-------- Recorded data

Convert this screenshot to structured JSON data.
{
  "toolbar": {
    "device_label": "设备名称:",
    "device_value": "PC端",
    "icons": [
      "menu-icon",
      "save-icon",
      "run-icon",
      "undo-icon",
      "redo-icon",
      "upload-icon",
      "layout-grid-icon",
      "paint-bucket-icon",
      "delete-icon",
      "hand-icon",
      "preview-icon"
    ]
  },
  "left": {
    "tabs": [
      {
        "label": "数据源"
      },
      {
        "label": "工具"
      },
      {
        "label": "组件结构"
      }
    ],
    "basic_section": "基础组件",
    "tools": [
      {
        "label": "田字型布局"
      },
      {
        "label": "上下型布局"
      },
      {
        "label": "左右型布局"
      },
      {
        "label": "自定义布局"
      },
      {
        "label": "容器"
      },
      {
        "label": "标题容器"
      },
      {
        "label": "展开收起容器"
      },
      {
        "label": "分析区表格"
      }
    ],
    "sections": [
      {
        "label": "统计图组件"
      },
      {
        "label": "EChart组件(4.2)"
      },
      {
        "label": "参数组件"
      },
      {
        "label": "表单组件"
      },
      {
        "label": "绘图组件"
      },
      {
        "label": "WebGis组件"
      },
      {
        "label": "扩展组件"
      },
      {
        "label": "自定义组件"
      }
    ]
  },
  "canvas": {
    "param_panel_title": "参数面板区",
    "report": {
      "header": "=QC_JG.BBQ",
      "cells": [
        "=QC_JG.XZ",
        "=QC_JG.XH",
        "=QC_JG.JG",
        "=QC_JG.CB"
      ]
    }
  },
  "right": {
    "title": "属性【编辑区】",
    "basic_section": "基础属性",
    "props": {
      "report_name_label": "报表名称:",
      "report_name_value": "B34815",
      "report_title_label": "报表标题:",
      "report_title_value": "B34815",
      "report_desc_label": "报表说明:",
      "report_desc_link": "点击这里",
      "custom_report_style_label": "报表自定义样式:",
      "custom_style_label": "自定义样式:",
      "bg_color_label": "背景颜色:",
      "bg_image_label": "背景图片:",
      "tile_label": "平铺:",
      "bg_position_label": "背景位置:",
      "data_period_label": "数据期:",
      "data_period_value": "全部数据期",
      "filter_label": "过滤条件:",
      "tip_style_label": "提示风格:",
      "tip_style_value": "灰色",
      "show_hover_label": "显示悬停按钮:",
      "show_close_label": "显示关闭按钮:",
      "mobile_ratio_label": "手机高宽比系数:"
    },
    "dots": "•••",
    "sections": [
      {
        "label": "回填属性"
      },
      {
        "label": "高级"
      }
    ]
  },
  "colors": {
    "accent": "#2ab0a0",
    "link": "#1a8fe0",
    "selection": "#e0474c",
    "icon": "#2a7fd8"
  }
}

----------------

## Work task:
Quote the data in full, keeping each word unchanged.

## Task answer:
Convert this screenshot to structured JSON data.
{
  "toolbar": {
    "device_label": "设备名称:",
    "device_value": "PC端",
    "icons": [
      "menu-icon",
      "save-icon",
      "run-icon",
      "undo-icon",
      "redo-icon",
      "upload-icon",
      "layout-grid-icon",
      "paint-bucket-icon",
      "delete-icon",
      "hand-icon",
      "preview-icon"
    ]
  },
  "left": {
    "tabs": [
      {
        "label": "数据源"
      },
      {
        "label": "工具"
      },
      {
        "label": "组件结构"
      }
    ],
    "basic_section": "基础组件",
    "tools": [
      {
        "label": "田字型布局"
      },
      {
        "label": "上下型布局"
      },
      {
        "label": "左右型布局"
      },
      {
        "label": "自定义布局"
      },
      {
        "label": "容器"
      },
      {
        "label": "标题容器"
      },
      {
        "label": "展开收起容器"
      },
      {
        "label": "分析区表格"
      }
    ],
    "sections": [
      {
        "label": "统计图组件"
      },
      {
        "label": "EChart组件(4.2)"
      },
      {
        "label": "参数组件"
      },
      {
        "label": "表单组件"
      },
      {
        "label": "绘图组件"
      },
      {
        "label": "WebGis组件"
      },
      {
        "label": "扩展组件"
      },
      {
        "label": "自定义组件"
      }
    ]
  },
  "canvas": {
    "param_panel_title": "参数面板区",
    "report": {
      "header": "=QC_JG.BBQ",
      "cells": [
        "=QC_JG.XZ",
        "=QC_JG.XH",
        "=QC_JG.JG",
        "=QC_JG.CB"
      ]
    }
  },
  "right": {
    "title": "属性【编辑区】",
    "basic_section": "基础属性",
    "props": {
      "report_name_label": "报表名称:",
      "report_name_value": "B34815",
      "report_title_label": "报表标题:",
      "report_title_value": "B34815",
      "report_desc_label": "报表说明:",
      "report_desc_link": "点击这里",
      "custom_report_style_label": "报表自定义样式:",
      "custom_style_label": "自定义样式:",
      "bg_color_label": "背景颜色:",
      "bg_image_label": "背景图片:",
      "tile_label": "平铺:",
      "bg_position_label": "背景位置:",
      "data_period_label": "数据期:",
      "data_period_value": "全部数据期",
      "filter_label": "过滤条件:",
      "tip_style_label": "提示风格:",
      "tip_style_value": "灰色",
      "show_hover_label": "显示悬停按钮:",
      "show_close_label": "显示关闭按钮:",
      "mobile_ratio_label": "手机高宽比系数:"
    },
    "dots": "•••",
    "sections": [
      {
        "label": "回填属性"
      },
      {
        "label": "高级"
      }
    ]
  },
  "colors": {
    "accent": "#2ab0a0",
    "link": "#1a8fe0",
    "selection": "#e0474c",
    "icon": "#2a7fd8"
  }
}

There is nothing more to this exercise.